As the youngest members of the Toronto Chickens organization, the 14-year-old twins are fighting for their right to poultry. Earlier this year, they implored city council to lift the backyard-hen ban (so far, no luck), and next month they will appear in Crackdown!, a documentary about the battle between local chicken-keepers and the authorities who want to quash them.
Can you introduce me to your chicks?
A: The black one is Gertie, the red one is Mitzy, and Daisy is the white one. Daisy is molting right now, which is when they shed their summer feathers and grow winter ones. We also have two new chickens that we just picked up from the farm yesterday. The blond one is Bella, and we haven’t named the dark one yet.
What about “The Dark Knight”?
A: We really like more old-fashioned names.
M: They’d all be named Chicken if I had it my way.
Does each of the birds have a distinct personality?
A: Gertie is definitely the bully of the group. We don’t really know yet with the new ones. The small black one might even be a rooster, which would mean that the farmer will have to take her back.
Wait, what? So chickens don’t have male-female genitalia?
M: They do. They call them vents, which is where they lay eggs out of, but both sexes have them. Some breeds you can tell from birth. With Mitzy’s breed, for example, boys are always black and girls are always red. But in this case, we don’t know yet.
How did you get involved with the cause?
M: Both of us have always loved pets. Over the years we’ve had a chinchilla, fish, hamsters, snakes, birds, and crabs. We visited our grandmother’s childhood farm in Slovenia and they had pet chickens there. We just thought it was really great, so we talked to our parents about it and we connected with some of the members of TorontoChickens.com.
And you’re also involved in a club at school, right?
A: Yes. The club is called Bylaw Activism Club. We tried to name it the Chicken Club, but the school thought it was sketchy. We go to UCC. There are a lot of kids there who are into politics, so our club fights a bunch of different bylaws. Lots of them have to do with animals. Also smoking, noise, construction.
I can honestly say that I don’t smell a thing. How much work is involved in keeping the coops clean?

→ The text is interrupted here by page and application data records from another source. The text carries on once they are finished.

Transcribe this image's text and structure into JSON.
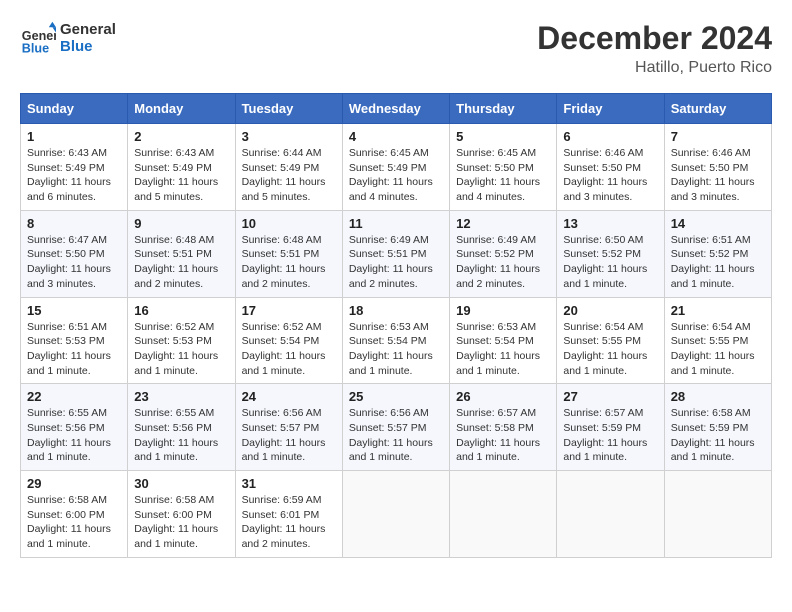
{
  "header": {
    "logo_line1": "General",
    "logo_line2": "Blue",
    "month": "December 2024",
    "location": "Hatillo, Puerto Rico"
  },
  "weekdays": [
    "Sunday",
    "Monday",
    "Tuesday",
    "Wednesday",
    "Thursday",
    "Friday",
    "Saturday"
  ],
  "weeks": [
    [
      {
        "day": "1",
        "sunrise": "6:43 AM",
        "sunset": "5:49 PM",
        "daylight": "11 hours and 6 minutes."
      },
      {
        "day": "2",
        "sunrise": "6:43 AM",
        "sunset": "5:49 PM",
        "daylight": "11 hours and 5 minutes."
      },
      {
        "day": "3",
        "sunrise": "6:44 AM",
        "sunset": "5:49 PM",
        "daylight": "11 hours and 5 minutes."
      },
      {
        "day": "4",
        "sunrise": "6:45 AM",
        "sunset": "5:49 PM",
        "daylight": "11 hours and 4 minutes."
      },
      {
        "day": "5",
        "sunrise": "6:45 AM",
        "sunset": "5:50 PM",
        "daylight": "11 hours and 4 minutes."
      },
      {
        "day": "6",
        "sunrise": "6:46 AM",
        "sunset": "5:50 PM",
        "daylight": "11 hours and 3 minutes."
      },
      {
        "day": "7",
        "sunrise": "6:46 AM",
        "sunset": "5:50 PM",
        "daylight": "11 hours and 3 minutes."
      }
    ],
    [
      {
        "day": "8",
        "sunrise": "6:47 AM",
        "sunset": "5:50 PM",
        "daylight": "11 hours and 3 minutes."
      },
      {
        "day": "9",
        "sunrise": "6:48 AM",
        "sunset": "5:51 PM",
        "daylight": "11 hours and 2 minutes."
      },
      {
        "day": "10",
        "sunrise": "6:48 AM",
        "sunset": "5:51 PM",
        "daylight": "11 hours and 2 minutes."
      },
      {
        "day": "11",
        "sunrise": "6:49 AM",
        "sunset": "5:51 PM",
        "daylight": "11 hours and 2 minutes."
      },
      {
        "day": "12",
        "sunrise": "6:49 AM",
        "sunset": "5:52 PM",
        "daylight": "11 hours and 2 minutes."
      },
      {
        "day": "13",
        "sunrise": "6:50 AM",
        "sunset": "5:52 PM",
        "daylight": "11 hours and 1 minute."
      },
      {
        "day": "14",
        "sunrise": "6:51 AM",
        "sunset": "5:52 PM",
        "daylight": "11 hours and 1 minute."
      }
    ],
    [
      {
        "day": "15",
        "sunrise": "6:51 AM",
        "sunset": "5:53 PM",
        "daylight": "11 hours and 1 minute."
      },
      {
        "day": "16",
        "sunrise": "6:52 AM",
        "sunset": "5:53 PM",
        "daylight": "11 hours and 1 minute."
      },
      {
        "day": "17",
        "sunrise": "6:52 AM",
        "sunset": "5:54 PM",
        "daylight": "11 hours and 1 minute."
      },
      {
        "day": "18",
        "sunrise": "6:53 AM",
        "sunset": "5:54 PM",
        "daylight": "11 hours and 1 minute."
      },
      {
        "day": "19",
        "sunrise": "6:53 AM",
        "sunset": "5:54 PM",
        "daylight": "11 hours and 1 minute."
      },
      {
        "day": "20",
        "sunrise": "6:54 AM",
        "sunset": "5:55 PM",
        "daylight": "11 hours and 1 minute."
      },
      {
        "day": "21",
        "sunrise": "6:54 AM",
        "sunset": "5:55 PM",
        "daylight": "11 hours and 1 minute."
      }
    ],
    [
      {
        "day": "22",
        "sunrise": "6:55 AM",
        "sunset": "5:56 PM",
        "daylight": "11 hours and 1 minute."
      },
      {
        "day": "23",
        "sunrise": "6:55 AM",
        "sunset": "5:56 PM",
        "daylight": "11 hours and 1 minute."
      },
      {
        "day": "24",
        "sunrise": "6:56 AM",
        "sunset": "5:57 PM",
        "daylight": "11 hours and 1 minute."
      },
      {
        "day": "25",
        "sunrise": "6:56 AM",
        "sunset": "5:57 PM",
        "daylight": "11 hours and 1 minute."
      },
      {
        "day": "26",
        "sunrise": "6:57 AM",
        "sunset": "5:58 PM",
        "daylight": "11 hours and 1 minute."
      },
      {
        "day": "27",
        "sunrise": "6:57 AM",
        "sunset": "5:59 PM",
        "daylight": "11 hours and 1 minute."
      },
      {
        "day": "28",
        "sunrise": "6:58 AM",
        "sunset": "5:59 PM",
        "daylight": "11 hours and 1 minute."
      }
    ],
    [
      {
        "day": "29",
        "sunrise": "6:58 AM",
        "sunset": "6:00 PM",
        "daylight": "11 hours and 1 minute."
      },
      {
        "day": "30",
        "sunrise": "6:58 AM",
        "sunset": "6:00 PM",
        "daylight": "11 hours and 1 minute."
      },
      {
        "day": "31",
        "sunrise": "6:59 AM",
        "sunset": "6:01 PM",
        "daylight": "11 hours and 2 minutes."
      },
      {
        "day": "",
        "sunrise": "",
        "sunset": "",
        "daylight": ""
      },
      {
        "day": "",
        "sunrise": "",
        "sunset": "",
        "daylight": ""
      },
      {
        "day": "",
        "sunrise": "",
        "sunset": "",
        "daylight": ""
      },
      {
        "day": "",
        "sunrise": "",
        "sunset": "",
        "daylight": ""
      }
    ]
  ]
}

M: It’s not a lot. There’s the gravel bottom in their cage, so we just hose that down every few days, which disintegrates the poo. And we feed them, give them water, and collect their eggs. I do a lot of the taking care of the birds, and Andrew is more involved in the politics side—sending emails and keeping up on what’s going on.
So what is going on with the urban-chickens case?
A: This week we will hear a verdict in the right-to-food case. Paul Hughes [backyard-chicken crusader and former Calgary mayoral candidate] is challenging the bylaw against backyard chickens based on a section in the Universal Declaration of Human Rights, which says that every person has the right to provide themselves with food. Hughes is saying that having a chicken is part of his right to food, since he uses the eggs to feed his family. I’m not totally sure how that outcome will affect us.
You testified in front of city council back in January. What was that like?
M: It was great. We got to give a speech and we missed a day of school.
A: The city councillors are supposed to be educated about their wards. I don’t even believe some of those people. When they were voting on the report in January they denied getting all of this information we provided for them. It’s like they don’t even want to learn.
How is it that you’re keeping these chickens if it’s still illegal?
A: We’ve never gotten a letter telling us to stop. I don’t think they come looking for you unless someone complains first. Everyone at school knows, all our friends know, the garbage-men know.
M: We bribe the neighbours with eggs, and some of the little kids on the street like to come over and play with the chickens.
Tell me about your appearance in Crackdown!
A: Jan Keck, who directed the movie, contacted us and a bunch of other backyard-chicken owners to appear in it. He came over and filmed us cleaning our coop and feeding our birds. We just wanted to dispel all of the myths. The movie also has a funny fictional part, which is about the “chicken police.”
Do you know what you’d like to be when you grow up?
A: I think a doctor. Our dad is a doctor, so we’ve grown up around it. I’ve already done Grade 11 physics.
M: This guy watches so many medical shows, it’s crazy. And then he loves to talk to my dad about these diseases that he sees on TV. I might want to be a doctor, too, but ever since I was little, I always wanted to be a cowboy and I’m not putting that to rest just yet.
Preferred egg style?
M: Sunny side up.
A: Fruit Loops.
M: Frosted Flakes.
Baseball or hockey?
Drake or Bieber?